== Supplied material ==

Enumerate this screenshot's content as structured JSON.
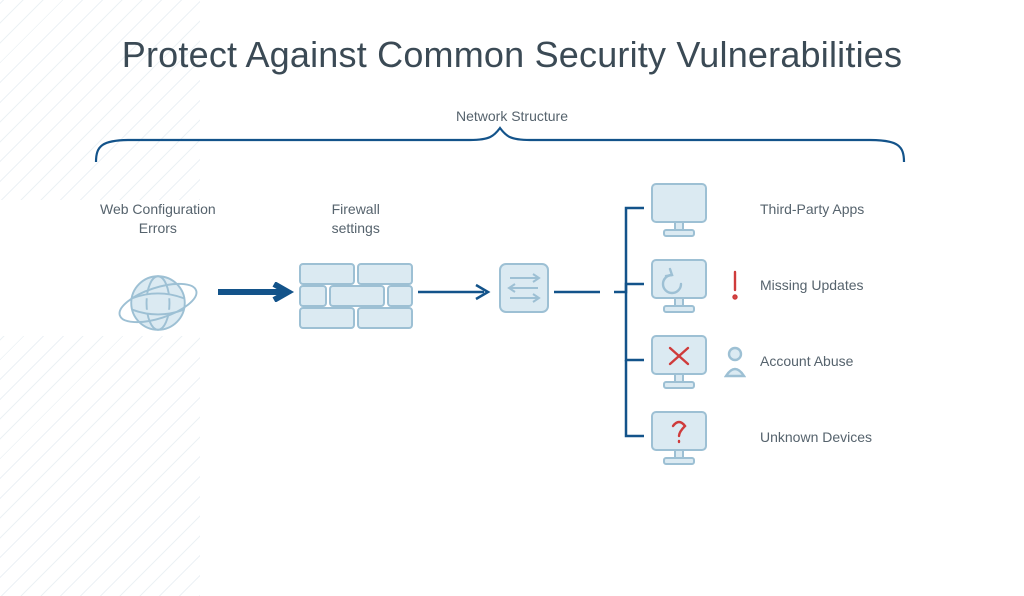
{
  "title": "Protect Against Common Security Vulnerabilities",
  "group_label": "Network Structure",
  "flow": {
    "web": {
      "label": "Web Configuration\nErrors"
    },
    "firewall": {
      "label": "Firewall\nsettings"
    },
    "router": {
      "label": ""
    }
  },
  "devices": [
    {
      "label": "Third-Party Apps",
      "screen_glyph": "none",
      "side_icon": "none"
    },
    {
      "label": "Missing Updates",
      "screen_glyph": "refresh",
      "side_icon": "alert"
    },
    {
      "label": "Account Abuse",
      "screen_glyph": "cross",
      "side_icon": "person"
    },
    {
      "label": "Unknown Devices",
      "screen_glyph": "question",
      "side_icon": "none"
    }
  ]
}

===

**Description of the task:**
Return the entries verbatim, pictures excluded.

**Task output:**
Enumerate this screenshot's content as structured JSON.
{
  "title": "Protect Against Common Security Vulnerabilities",
  "group_label": "Network Structure",
  "flow": {
    "web": {
      "label": "Web Configuration\nErrors"
    },
    "firewall": {
      "label": "Firewall\nsettings"
    },
    "router": {
      "label": ""
    }
  },
  "devices": [
    {
      "label": "Third-Party Apps",
      "screen_glyph": "none",
      "side_icon": "none"
    },
    {
      "label": "Missing Updates",
      "screen_glyph": "refresh",
      "side_icon": "alert"
    },
    {
      "label": "Account Abuse",
      "screen_glyph": "cross",
      "side_icon": "person"
    },
    {
      "label": "Unknown Devices",
      "screen_glyph": "question",
      "side_icon": "none"
    }
  ]
}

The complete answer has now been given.